The Times (26 December 1988) reported that “After a decade of old-fashioned pursuit of money and status. Americans and the citizens of the other rich countries will, as the planet runs low on space and resources, turn in the closing years of the century to spiritual fulfilment.” The newspaper was responding to an article published in The Futurist, which is published by the World Future Society based in Washington DC. In the same city is the US Department which collects figures on official poverty. It reports that one in four citizens of the United States is living below the government poverty line. So, while bored Californians turn to the non-existent spirit for comfort in a worrying world, others cry for lack of material necessities to keep themselves warm, fed and clothed. There is no solution to be found in the so-called New Age ritualism whereby abstract idealism overcomes the need to attend to harsh material requirements. And it is precisely because there is no solution in such inaction that capitalism will quite willingly accommodate the growth of Green ideology.


Green profits
Big business is making plenty of money out of the new green consciousness. An article in The Guardian entitled “Conning of the Greens” (17 December 1988) pointed out that the supermarket chains are losing no time in cashing in on the willingness of workers to buy healthier food. This suits the capitalists who employ workers: the healthier we are the more exploitable we are. And it is increasingly suiting the retail capitalists who have created a whole new range of commodities which can be sold at extra cost — conscience money. Sainsbury’s was selling organic potatoes at 64 per cent above the price of normal potatoes; organic leeks were 67 per cent dearer and organic lemons 114 per cent more. Tesco’s is selling its “own-brand UK mineral water . . . that is calorie free “. John Elkington points out that “People . . .  like to feel that they are paying something extra to protect the planet.” Very nice too, if you are one of the capitalists who own the planet.


Capitalism will pass a few minor reforms to win a few green votes, and also because the capitalists themselves realise that their investments are being damaged by the filth created by a lack of environmental concern. Just as they passed The Clean Air Act of 1956, so in the months to come they will attempt a few more self-regulating laws. Needless to say, these laws will be evaded by those rich and powerful enough to do so. Even when the capitalists are agreed on their common interest, there will always be one or two who will try to sneak behind the others’ backs and make an even faster buck.


The planet belongs to them. We, the workers who produce everything and run the planet from top to bottom, have given it to them. Our task is to take it away from them; to reclaim the planet. The Green Party, which does not stand for the socialist transformation of global society, cannot take the planet away from the capitalists. In the end, all they are is a rather futile reform group, pleading with the profit-taking class to do us all a favour and take less profits. Given such a pointless crusade, we need not to be surprised by the following section of the report of their 1988 conference:
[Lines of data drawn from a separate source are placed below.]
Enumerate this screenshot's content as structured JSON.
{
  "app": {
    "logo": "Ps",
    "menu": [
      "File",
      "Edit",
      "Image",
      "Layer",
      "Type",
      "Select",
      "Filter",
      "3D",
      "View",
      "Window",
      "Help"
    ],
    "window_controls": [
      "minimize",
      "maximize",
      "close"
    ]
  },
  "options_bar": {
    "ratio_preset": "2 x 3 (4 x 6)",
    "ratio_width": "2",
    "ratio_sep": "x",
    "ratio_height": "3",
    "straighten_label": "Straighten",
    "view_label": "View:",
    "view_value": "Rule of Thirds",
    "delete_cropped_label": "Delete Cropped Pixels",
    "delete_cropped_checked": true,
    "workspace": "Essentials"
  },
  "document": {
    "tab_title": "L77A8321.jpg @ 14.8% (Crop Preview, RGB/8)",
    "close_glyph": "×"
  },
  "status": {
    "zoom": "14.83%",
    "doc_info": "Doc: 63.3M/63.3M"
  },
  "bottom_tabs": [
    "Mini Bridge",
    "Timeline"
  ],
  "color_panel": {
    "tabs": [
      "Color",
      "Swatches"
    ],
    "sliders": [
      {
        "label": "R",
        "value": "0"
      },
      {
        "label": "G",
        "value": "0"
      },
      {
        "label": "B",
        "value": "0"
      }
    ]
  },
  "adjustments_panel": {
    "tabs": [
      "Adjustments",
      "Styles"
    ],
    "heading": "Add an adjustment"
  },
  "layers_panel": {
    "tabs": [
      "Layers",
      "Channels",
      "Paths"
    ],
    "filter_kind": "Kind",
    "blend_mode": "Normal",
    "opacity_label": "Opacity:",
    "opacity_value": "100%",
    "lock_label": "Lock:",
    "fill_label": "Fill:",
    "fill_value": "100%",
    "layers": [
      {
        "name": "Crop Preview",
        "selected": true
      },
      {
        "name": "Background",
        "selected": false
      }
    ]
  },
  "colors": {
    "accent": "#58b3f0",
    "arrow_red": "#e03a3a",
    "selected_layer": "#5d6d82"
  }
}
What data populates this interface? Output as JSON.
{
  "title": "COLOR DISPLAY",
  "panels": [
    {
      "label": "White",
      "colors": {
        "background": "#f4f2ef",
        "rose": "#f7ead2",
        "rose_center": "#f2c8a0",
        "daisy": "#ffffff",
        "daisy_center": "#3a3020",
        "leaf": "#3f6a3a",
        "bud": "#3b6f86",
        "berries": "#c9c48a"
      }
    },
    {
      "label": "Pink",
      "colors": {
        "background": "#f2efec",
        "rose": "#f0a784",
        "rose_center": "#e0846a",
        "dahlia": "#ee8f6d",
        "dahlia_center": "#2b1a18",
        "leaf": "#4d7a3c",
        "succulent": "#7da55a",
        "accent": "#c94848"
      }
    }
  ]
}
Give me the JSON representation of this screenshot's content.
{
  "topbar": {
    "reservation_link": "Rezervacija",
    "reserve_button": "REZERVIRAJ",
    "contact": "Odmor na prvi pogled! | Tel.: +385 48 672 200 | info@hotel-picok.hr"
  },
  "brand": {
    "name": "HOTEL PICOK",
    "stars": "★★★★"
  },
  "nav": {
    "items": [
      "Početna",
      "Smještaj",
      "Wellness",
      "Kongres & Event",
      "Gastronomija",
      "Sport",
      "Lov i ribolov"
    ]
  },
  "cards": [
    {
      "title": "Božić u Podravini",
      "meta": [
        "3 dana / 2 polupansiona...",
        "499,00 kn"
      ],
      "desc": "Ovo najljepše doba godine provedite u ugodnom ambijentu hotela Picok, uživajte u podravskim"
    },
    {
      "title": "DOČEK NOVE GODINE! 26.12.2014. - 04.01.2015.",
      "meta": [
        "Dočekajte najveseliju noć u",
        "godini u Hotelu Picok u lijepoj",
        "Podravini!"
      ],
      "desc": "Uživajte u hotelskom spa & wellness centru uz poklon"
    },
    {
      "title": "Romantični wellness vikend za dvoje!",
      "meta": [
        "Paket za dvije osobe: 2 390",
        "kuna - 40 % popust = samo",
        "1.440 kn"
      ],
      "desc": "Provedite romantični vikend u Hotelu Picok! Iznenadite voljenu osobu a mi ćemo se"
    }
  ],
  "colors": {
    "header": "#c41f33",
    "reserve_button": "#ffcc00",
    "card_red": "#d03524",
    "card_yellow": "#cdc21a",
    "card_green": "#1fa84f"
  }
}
Perhaps the most contentious issue at conference was the attempt by National Party Council to replace the sunflower as the party’s logo with one of three designer-symbols commissioned by professionals . . . The arguments against keeping the sunflower were confused: it had become associated with healthy eating, some said, while others claimed it looked like a fried egg (hardly healthy food!). Commissioning new logos on such spurious pretexts seemed unnecessary. After all, sunflower logos only look like fried eggs when the petals have not been drawn properly . . . (Green Line, November 1988)


For further news of these exciting political dramas within the party of the future, watch this space.


Steve Coleman